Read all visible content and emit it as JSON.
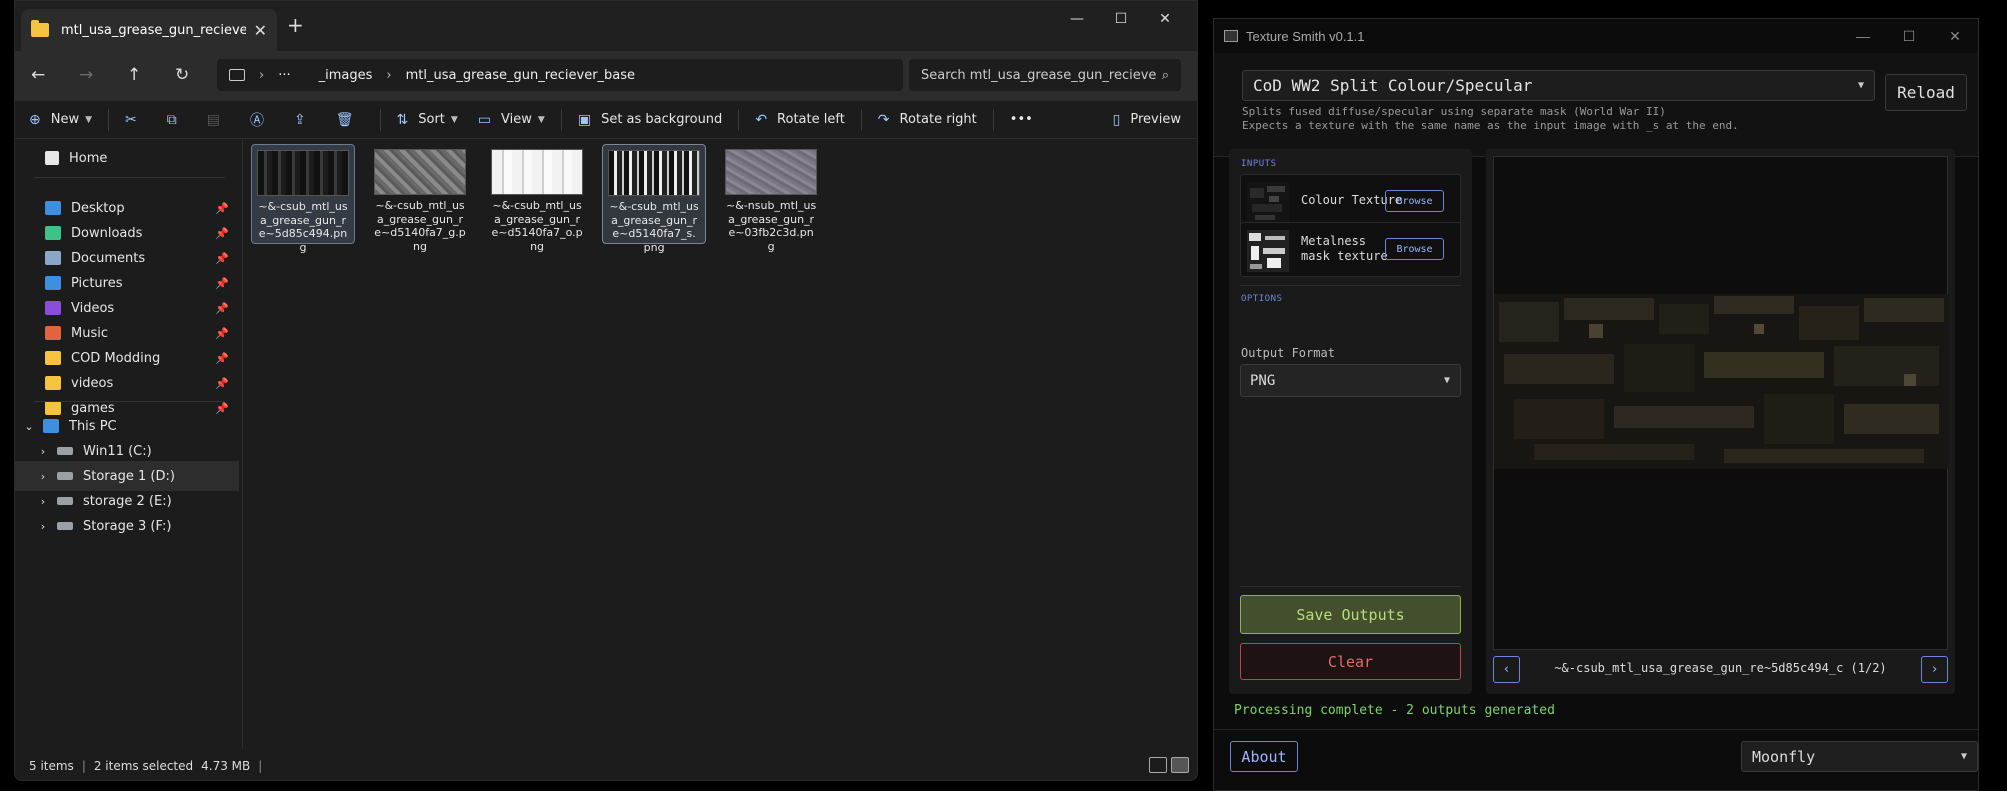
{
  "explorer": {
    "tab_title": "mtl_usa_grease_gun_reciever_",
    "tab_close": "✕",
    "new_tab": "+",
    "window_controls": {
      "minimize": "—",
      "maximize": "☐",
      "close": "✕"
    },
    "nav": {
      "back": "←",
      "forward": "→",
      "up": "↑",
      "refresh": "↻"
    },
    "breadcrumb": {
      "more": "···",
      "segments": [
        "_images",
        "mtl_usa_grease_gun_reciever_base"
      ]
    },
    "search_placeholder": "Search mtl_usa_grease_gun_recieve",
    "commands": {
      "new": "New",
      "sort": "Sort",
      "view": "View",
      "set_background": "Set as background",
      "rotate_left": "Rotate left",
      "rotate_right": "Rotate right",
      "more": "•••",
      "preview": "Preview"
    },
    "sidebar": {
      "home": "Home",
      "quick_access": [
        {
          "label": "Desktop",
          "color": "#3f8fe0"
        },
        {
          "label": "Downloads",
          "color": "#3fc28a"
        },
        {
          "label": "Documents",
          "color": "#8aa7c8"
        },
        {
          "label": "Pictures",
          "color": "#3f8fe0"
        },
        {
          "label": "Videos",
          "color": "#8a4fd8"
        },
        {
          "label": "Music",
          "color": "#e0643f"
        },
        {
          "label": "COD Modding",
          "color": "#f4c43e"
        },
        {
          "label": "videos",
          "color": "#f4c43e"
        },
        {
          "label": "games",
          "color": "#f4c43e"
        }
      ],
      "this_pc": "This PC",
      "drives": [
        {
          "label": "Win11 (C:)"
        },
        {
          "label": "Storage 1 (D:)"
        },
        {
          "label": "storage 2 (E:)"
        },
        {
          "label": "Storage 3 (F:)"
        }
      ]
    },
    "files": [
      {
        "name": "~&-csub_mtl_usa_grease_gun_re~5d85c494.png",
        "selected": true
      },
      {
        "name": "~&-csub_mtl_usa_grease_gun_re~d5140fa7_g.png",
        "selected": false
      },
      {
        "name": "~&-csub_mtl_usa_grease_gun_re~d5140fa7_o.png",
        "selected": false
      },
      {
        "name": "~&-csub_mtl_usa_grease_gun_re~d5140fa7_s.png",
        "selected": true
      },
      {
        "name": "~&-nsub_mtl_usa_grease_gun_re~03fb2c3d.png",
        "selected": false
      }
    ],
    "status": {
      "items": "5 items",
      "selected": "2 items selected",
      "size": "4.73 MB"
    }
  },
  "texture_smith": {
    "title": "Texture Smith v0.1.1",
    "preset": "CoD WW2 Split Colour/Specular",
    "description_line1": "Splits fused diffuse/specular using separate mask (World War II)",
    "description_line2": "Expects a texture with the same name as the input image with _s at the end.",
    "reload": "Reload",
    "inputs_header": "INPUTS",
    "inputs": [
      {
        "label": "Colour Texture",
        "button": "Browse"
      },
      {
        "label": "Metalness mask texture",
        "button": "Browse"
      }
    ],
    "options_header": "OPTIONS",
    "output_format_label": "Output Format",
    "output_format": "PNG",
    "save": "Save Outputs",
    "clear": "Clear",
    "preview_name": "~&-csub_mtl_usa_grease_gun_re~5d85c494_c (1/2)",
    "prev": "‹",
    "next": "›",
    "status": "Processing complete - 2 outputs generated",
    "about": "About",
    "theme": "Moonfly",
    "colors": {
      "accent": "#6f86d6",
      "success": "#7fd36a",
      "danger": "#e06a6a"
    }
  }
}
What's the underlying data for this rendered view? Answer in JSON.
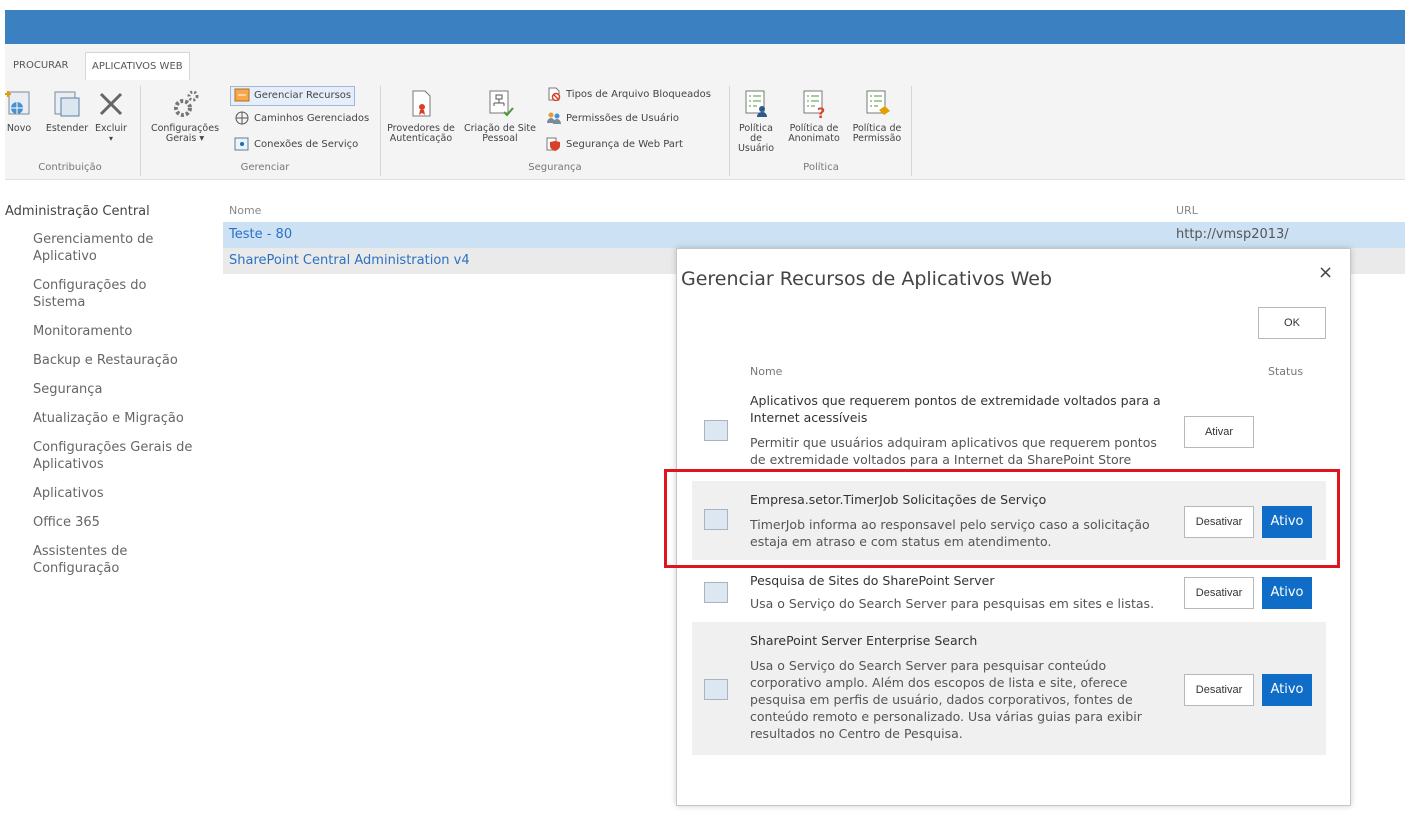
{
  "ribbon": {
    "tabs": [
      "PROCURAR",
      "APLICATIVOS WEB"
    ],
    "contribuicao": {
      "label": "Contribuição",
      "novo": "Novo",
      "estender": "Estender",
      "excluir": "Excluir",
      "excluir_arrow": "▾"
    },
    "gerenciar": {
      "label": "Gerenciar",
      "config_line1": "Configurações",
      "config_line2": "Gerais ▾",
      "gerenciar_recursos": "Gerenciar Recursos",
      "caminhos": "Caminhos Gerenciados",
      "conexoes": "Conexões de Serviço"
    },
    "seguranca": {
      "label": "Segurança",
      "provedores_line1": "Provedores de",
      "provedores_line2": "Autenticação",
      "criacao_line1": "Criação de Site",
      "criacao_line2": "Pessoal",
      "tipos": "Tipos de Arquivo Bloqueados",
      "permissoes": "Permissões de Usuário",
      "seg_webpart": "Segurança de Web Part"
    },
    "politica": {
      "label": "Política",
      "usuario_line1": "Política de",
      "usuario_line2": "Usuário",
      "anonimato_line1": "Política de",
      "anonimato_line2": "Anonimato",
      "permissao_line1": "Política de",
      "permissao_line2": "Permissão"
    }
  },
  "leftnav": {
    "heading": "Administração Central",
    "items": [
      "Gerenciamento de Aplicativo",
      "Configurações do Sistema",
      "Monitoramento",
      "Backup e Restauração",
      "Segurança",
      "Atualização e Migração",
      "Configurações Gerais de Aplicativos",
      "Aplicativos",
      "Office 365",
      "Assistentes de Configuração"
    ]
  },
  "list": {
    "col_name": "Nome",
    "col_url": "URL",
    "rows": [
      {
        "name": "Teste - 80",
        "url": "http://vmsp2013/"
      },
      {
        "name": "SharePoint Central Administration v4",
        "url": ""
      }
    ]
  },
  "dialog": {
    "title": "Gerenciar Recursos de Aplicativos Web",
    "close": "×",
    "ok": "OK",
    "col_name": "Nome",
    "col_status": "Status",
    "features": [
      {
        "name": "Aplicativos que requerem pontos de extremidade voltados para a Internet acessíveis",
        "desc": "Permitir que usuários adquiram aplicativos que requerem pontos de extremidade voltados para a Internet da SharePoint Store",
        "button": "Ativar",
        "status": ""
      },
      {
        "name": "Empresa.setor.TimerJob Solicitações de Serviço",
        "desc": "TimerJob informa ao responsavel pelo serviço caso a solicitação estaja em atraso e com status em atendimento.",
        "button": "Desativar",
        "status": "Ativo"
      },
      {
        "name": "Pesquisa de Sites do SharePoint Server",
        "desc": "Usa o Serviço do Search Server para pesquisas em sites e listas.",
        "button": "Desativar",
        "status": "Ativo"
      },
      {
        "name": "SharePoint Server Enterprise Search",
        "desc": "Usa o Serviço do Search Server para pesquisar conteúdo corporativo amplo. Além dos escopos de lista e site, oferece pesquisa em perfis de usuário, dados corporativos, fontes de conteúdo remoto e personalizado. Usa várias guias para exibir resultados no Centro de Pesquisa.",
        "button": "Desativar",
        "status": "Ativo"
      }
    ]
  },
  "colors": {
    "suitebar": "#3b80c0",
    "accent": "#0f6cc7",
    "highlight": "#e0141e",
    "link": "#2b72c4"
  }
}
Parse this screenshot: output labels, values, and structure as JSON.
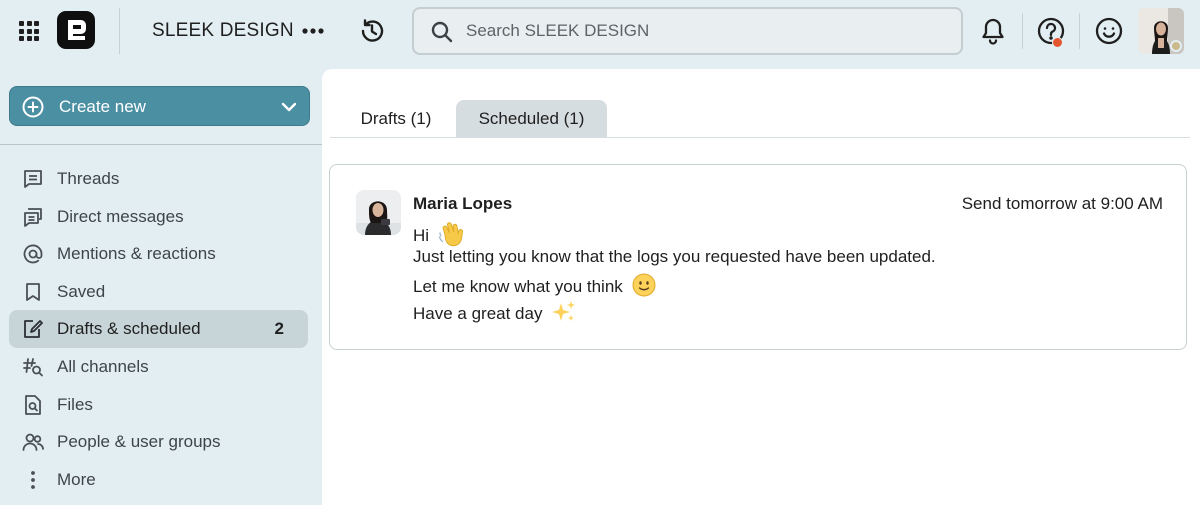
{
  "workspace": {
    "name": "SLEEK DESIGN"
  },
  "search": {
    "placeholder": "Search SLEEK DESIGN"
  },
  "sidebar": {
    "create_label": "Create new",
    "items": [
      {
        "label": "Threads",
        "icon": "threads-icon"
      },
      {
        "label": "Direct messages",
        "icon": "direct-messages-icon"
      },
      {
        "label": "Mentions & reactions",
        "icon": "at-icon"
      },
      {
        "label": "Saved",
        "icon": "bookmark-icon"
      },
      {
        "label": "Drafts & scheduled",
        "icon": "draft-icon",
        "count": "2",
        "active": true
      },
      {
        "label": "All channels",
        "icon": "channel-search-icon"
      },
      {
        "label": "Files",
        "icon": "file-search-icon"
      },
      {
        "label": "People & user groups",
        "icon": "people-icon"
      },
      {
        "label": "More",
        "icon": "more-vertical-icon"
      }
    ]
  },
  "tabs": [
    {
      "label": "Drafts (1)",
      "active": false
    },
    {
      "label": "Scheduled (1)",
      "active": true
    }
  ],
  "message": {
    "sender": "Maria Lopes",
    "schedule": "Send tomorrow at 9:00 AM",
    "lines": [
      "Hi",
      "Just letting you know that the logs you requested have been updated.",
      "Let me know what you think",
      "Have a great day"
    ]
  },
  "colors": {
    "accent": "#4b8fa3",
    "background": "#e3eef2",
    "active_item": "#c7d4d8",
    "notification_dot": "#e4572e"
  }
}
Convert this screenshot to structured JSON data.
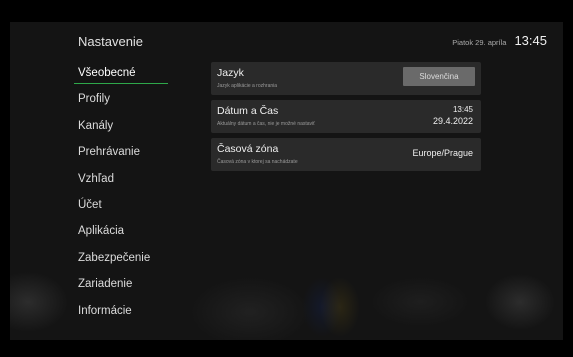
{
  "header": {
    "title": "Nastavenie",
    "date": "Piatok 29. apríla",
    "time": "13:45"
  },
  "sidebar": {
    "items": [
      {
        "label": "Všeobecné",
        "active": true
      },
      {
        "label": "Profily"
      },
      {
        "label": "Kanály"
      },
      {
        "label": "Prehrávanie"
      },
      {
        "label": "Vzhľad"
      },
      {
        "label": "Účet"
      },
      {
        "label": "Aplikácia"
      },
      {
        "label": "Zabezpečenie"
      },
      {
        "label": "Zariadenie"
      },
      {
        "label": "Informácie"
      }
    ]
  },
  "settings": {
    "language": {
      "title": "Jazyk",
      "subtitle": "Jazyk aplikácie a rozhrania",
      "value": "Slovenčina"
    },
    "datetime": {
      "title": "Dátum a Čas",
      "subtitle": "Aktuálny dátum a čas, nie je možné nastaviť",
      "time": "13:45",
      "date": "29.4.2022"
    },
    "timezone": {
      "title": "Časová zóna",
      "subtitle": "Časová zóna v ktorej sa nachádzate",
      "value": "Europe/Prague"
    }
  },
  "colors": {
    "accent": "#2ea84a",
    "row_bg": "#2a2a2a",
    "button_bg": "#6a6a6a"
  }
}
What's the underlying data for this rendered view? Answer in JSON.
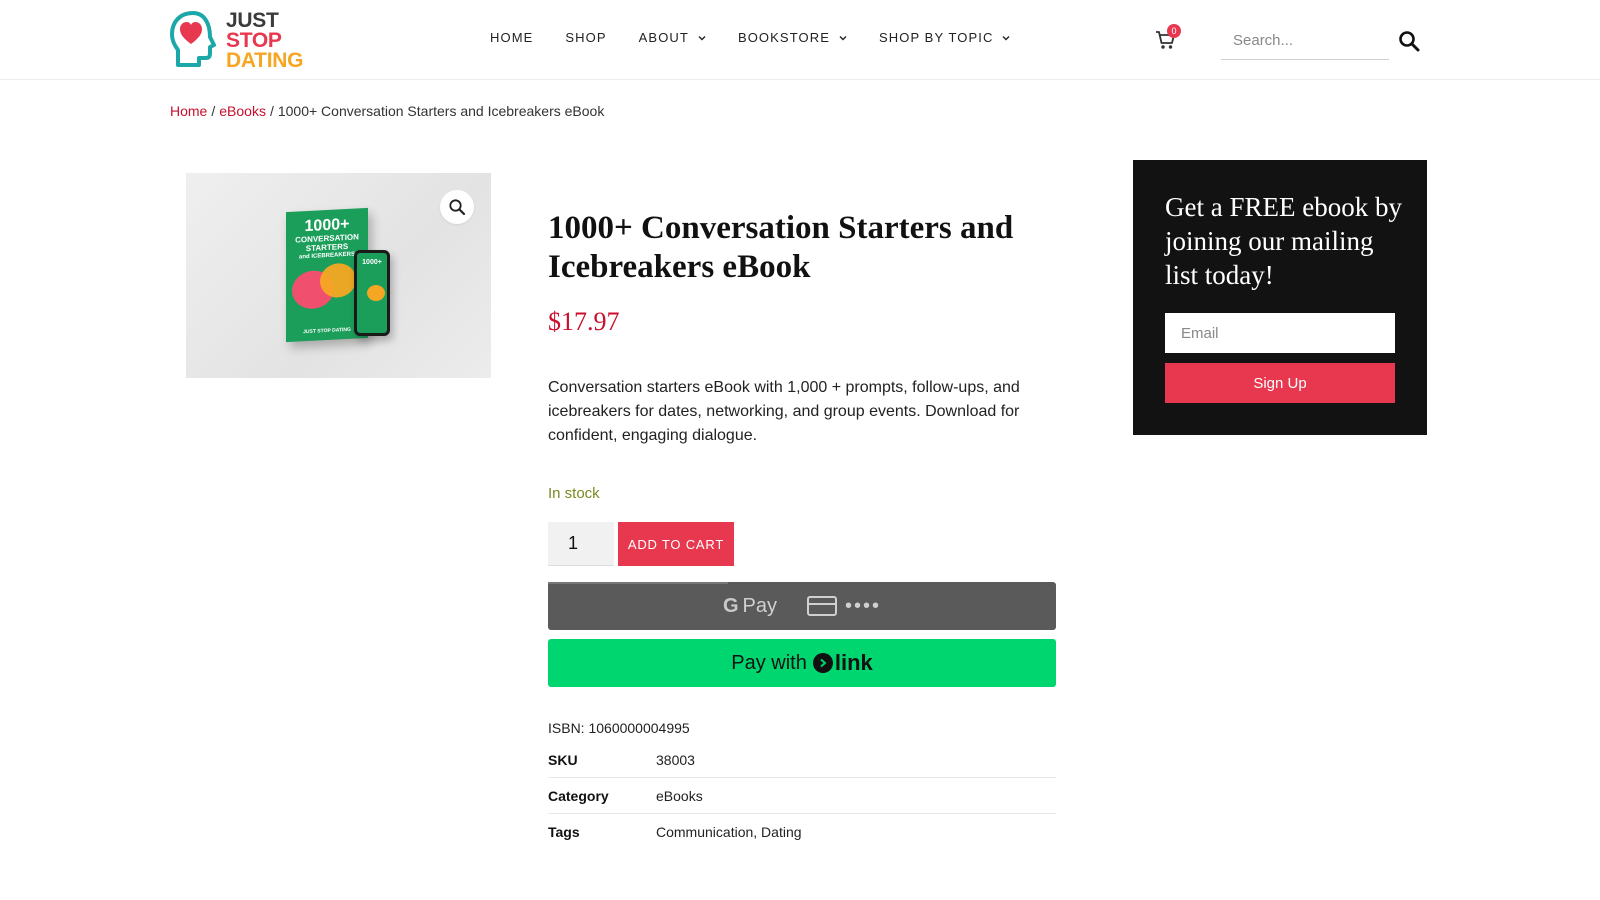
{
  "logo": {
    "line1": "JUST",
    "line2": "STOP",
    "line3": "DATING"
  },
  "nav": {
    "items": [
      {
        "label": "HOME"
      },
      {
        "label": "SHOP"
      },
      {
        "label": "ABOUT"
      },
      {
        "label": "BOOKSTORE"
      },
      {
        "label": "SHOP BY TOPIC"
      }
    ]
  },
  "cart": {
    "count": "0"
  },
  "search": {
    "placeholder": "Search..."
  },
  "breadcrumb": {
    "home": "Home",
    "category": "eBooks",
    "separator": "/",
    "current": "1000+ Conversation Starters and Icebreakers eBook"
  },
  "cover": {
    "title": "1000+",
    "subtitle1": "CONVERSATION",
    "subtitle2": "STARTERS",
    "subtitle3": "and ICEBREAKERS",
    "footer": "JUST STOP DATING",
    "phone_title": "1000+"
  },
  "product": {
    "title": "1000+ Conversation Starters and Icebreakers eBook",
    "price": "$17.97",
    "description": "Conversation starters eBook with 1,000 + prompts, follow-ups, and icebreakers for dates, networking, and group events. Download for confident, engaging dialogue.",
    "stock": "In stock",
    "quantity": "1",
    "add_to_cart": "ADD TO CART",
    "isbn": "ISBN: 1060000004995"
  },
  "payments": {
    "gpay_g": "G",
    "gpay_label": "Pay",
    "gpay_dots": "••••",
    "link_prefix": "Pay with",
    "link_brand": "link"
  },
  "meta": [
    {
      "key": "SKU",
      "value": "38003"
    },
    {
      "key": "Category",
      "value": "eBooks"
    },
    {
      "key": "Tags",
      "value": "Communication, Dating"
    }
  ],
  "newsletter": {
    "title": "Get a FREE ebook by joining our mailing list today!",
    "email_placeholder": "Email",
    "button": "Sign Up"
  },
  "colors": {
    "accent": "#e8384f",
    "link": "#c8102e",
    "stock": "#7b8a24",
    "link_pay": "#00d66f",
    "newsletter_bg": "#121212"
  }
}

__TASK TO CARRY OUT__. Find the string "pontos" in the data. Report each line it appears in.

__ANSWER TO THE PROBLEM__.
        "name": "Aplicativos que requerem pontos de extremidade voltados para a Internet acessíveis",
        "desc": "Permitir que usuários adquiram aplicativos que requerem pontos de extremidade voltados para a Internet da SharePoint Store",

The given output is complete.